## [Instructions to follow]
The copy you return should hold every record below word for word and no images.

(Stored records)
......

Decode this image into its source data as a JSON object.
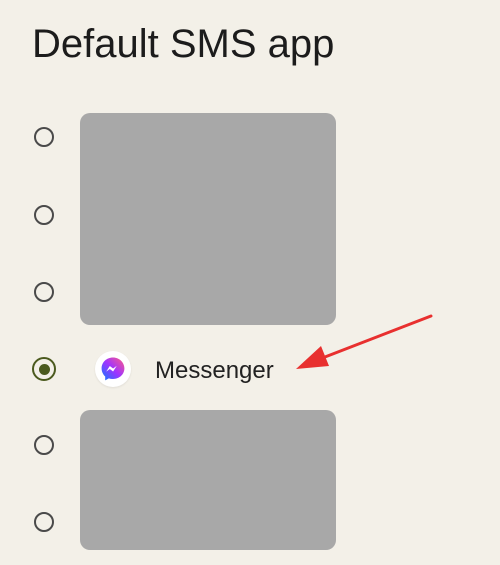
{
  "header": {
    "title": "Default SMS app"
  },
  "options": [
    {
      "selected": false,
      "redacted": true
    },
    {
      "selected": false,
      "redacted": true
    },
    {
      "selected": false,
      "redacted": true
    },
    {
      "selected": true,
      "label": "Messenger",
      "icon": "messenger-icon"
    },
    {
      "selected": false,
      "redacted": true
    },
    {
      "selected": false,
      "redacted": true
    }
  ],
  "colors": {
    "background": "#f3f0e8",
    "radio_selected": "#4b5a1e",
    "redaction": "#a8a8a8",
    "annotation_arrow": "#e8302f"
  }
}
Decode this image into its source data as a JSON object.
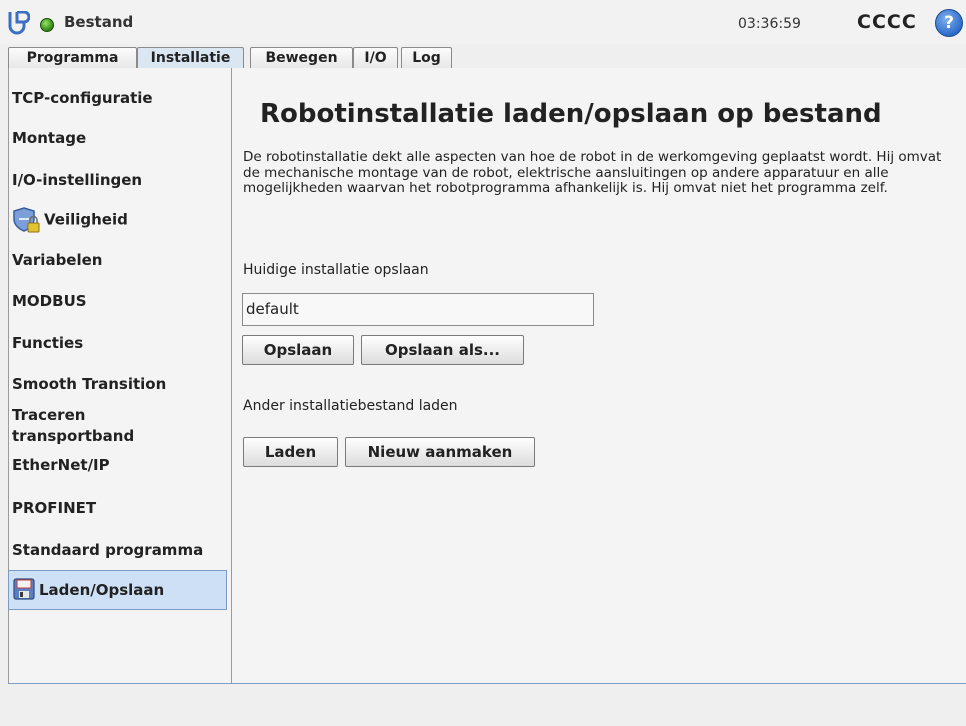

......

## [Output for this task]
Decode this image into its source data as a JSON object.
{
  "header": {
    "title": "Default SMS app"
  },
  "options": [
    {
      "selected": false,
      "redacted": true
    },
    {
      "selected": false,
      "redacted": true
    },
    {
      "selected": false,
      "redacted": true
    },
    {
      "selected": true,
      "label": "Messenger",
      "icon": "messenger-icon"
    },
    {
      "selected": false,
      "redacted": true
    },
    {
      "selected": false,
      "redacted": true
    }
  ],
  "colors": {
    "background": "#f3f0e8",
    "radio_selected": "#4b5a1e",
    "redaction": "#a8a8a8",
    "annotation_arrow": "#e8302f"
  }
}
Decode this image into its source data as a JSON object.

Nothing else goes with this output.